__INSTRUCTIONS TO FOLLOW__
All of the records must be repeated exactly as they read.

__WORKING DATA__

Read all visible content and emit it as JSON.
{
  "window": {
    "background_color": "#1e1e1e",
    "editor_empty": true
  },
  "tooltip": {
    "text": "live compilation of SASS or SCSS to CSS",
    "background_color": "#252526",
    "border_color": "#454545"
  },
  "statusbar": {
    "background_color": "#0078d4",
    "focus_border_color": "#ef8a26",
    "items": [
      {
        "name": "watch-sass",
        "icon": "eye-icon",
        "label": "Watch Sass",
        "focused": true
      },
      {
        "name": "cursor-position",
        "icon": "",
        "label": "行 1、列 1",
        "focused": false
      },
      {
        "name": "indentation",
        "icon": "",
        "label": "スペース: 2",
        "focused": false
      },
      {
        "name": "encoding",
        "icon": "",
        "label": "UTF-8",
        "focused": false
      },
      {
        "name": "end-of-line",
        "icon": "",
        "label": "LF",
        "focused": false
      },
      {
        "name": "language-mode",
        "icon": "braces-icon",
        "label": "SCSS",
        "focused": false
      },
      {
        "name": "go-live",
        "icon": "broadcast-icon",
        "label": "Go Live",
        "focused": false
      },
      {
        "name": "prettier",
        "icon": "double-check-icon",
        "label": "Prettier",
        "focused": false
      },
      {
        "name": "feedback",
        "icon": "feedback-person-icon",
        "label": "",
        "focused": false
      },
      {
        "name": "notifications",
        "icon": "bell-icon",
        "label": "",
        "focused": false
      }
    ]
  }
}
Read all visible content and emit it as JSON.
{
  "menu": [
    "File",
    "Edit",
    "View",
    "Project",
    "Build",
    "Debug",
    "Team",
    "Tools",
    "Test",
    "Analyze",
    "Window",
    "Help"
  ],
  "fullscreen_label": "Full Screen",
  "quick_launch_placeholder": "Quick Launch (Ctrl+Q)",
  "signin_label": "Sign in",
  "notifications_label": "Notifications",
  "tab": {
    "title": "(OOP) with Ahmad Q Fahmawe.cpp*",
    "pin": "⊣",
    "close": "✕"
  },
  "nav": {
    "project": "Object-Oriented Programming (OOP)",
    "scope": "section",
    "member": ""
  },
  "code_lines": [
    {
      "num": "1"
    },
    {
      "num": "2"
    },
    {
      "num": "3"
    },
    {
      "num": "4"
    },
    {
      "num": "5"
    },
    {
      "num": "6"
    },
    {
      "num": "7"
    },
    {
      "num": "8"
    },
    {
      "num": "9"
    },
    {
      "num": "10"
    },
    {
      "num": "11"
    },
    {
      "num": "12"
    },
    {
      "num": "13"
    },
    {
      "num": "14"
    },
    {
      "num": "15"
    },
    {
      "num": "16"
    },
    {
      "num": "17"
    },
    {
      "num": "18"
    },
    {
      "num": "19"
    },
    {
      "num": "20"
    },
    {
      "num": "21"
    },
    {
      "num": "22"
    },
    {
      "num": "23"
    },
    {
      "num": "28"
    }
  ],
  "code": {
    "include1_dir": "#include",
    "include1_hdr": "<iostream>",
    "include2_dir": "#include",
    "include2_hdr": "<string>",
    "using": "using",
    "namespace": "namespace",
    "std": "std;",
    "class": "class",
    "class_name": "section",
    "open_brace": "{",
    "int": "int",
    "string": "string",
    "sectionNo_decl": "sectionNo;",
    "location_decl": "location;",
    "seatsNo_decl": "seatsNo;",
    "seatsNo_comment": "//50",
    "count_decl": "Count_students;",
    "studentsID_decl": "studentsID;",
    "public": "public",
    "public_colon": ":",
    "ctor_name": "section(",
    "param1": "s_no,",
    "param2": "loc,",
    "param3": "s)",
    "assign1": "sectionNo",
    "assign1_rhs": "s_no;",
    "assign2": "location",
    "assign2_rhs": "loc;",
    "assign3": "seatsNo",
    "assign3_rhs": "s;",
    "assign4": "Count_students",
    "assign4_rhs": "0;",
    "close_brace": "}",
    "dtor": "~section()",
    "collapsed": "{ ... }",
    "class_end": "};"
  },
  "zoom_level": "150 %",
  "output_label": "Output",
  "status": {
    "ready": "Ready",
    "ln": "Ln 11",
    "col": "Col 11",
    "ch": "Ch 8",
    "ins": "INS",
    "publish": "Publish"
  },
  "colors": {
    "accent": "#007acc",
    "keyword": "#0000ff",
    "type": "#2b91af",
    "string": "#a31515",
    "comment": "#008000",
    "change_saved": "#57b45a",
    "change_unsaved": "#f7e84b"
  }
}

__RESULT OF THIS EXERCISE__
Read all visible content and emit it as JSON.
{
  "window": {
    "background_color": "#1e1e1e",
    "editor_empty": true
  },
  "tooltip": {
    "text": "live compilation of SASS or SCSS to CSS",
    "background_color": "#252526",
    "border_color": "#454545"
  },
  "statusbar": {
    "background_color": "#0078d4",
    "focus_border_color": "#ef8a26",
    "items": [
      {
        "name": "watch-sass",
        "icon": "eye-icon",
        "label": "Watch Sass",
        "focused": true
      },
      {
        "name": "cursor-position",
        "icon": "",
        "label": "行 1、列 1",
        "focused": false
      },
      {
        "name": "indentation",
        "icon": "",
        "label": "スペース: 2",
        "focused": false
      },
      {
        "name": "encoding",
        "icon": "",
        "label": "UTF-8",
        "focused": false
      },
      {
        "name": "end-of-line",
        "icon": "",
        "label": "LF",
        "focused": false
      },
      {
        "name": "language-mode",
        "icon": "braces-icon",
        "label": "SCSS",
        "focused": false
      },
      {
        "name": "go-live",
        "icon": "broadcast-icon",
        "label": "Go Live",
        "focused": false
      },
      {
        "name": "prettier",
        "icon": "double-check-icon",
        "label": "Prettier",
        "focused": false
      },
      {
        "name": "feedback",
        "icon": "feedback-person-icon",
        "label": "",
        "focused": false
      },
      {
        "name": "notifications",
        "icon": "bell-icon",
        "label": "",
        "focused": false
      }
    ]
  }
}
Read all visible content and emit it as JSON.
{
  "menu": [
    "File",
    "Edit",
    "View",
    "Project",
    "Build",
    "Debug",
    "Team",
    "Tools",
    "Test",
    "Analyze",
    "Window",
    "Help"
  ],
  "fullscreen_label": "Full Screen",
  "quick_launch_placeholder": "Quick Launch (Ctrl+Q)",
  "signin_label": "Sign in",
  "notifications_label": "Notifications",
  "tab": {
    "title": "(OOP) with Ahmad Q Fahmawe.cpp*",
    "pin": "⊣",
    "close": "✕"
  },
  "nav": {
    "project": "Object-Oriented Programming (OOP)",
    "scope": "section",
    "member": ""
  },
  "code_lines": [
    {
      "num": "1"
    },
    {
      "num": "2"
    },
    {
      "num": "3"
    },
    {
      "num": "4"
    },
    {
      "num": "5"
    },
    {
      "num": "6"
    },
    {
      "num": "7"
    },
    {
      "num": "8"
    },
    {
      "num": "9"
    },
    {
      "num": "10"
    },
    {
      "num": "11"
    },
    {
      "num": "12"
    },
    {
      "num": "13"
    },
    {
      "num": "14"
    },
    {
      "num": "15"
    },
    {
      "num": "16"
    },
    {
      "num": "17"
    },
    {
      "num": "18"
    },
    {
      "num": "19"
    },
    {
      "num": "20"
    },
    {
      "num": "21"
    },
    {
      "num": "22"
    },
    {
      "num": "23"
    },
    {
      "num": "28"
    }
  ],
  "code": {
    "include1_dir": "#include",
    "include1_hdr": "<iostream>",
    "include2_dir": "#include",
    "include2_hdr": "<string>",
    "using": "using",
    "namespace": "namespace",
    "std": "std;",
    "class": "class",
    "class_name": "section",
    "open_brace": "{",
    "int": "int",
    "string": "string",
    "sectionNo_decl": "sectionNo;",
    "location_decl": "location;",
    "seatsNo_decl": "seatsNo;",
    "seatsNo_comment": "//50",
    "count_decl": "Count_students;",
    "studentsID_decl": "studentsID;",
    "public": "public",
    "public_colon": ":",
    "ctor_name": "section(",
    "param1": "s_no,",
    "param2": "loc,",
    "param3": "s)",
    "assign1": "sectionNo",
    "assign1_rhs": "s_no;",
    "assign2": "location",
    "assign2_rhs": "loc;",
    "assign3": "seatsNo",
    "assign3_rhs": "s;",
    "assign4": "Count_students",
    "assign4_rhs": "0;",
    "close_brace": "}",
    "dtor": "~section()",
    "collapsed": "{ ... }",
    "class_end": "};"
  },
  "zoom_level": "150 %",
  "output_label": "Output",
  "status": {
    "ready": "Ready",
    "ln": "Ln 11",
    "col": "Col 11",
    "ch": "Ch 8",
    "ins": "INS",
    "publish": "Publish"
  },
  "colors": {
    "accent": "#007acc",
    "keyword": "#0000ff",
    "type": "#2b91af",
    "string": "#a31515",
    "comment": "#008000",
    "change_saved": "#57b45a",
    "change_unsaved": "#f7e84b"
  }
}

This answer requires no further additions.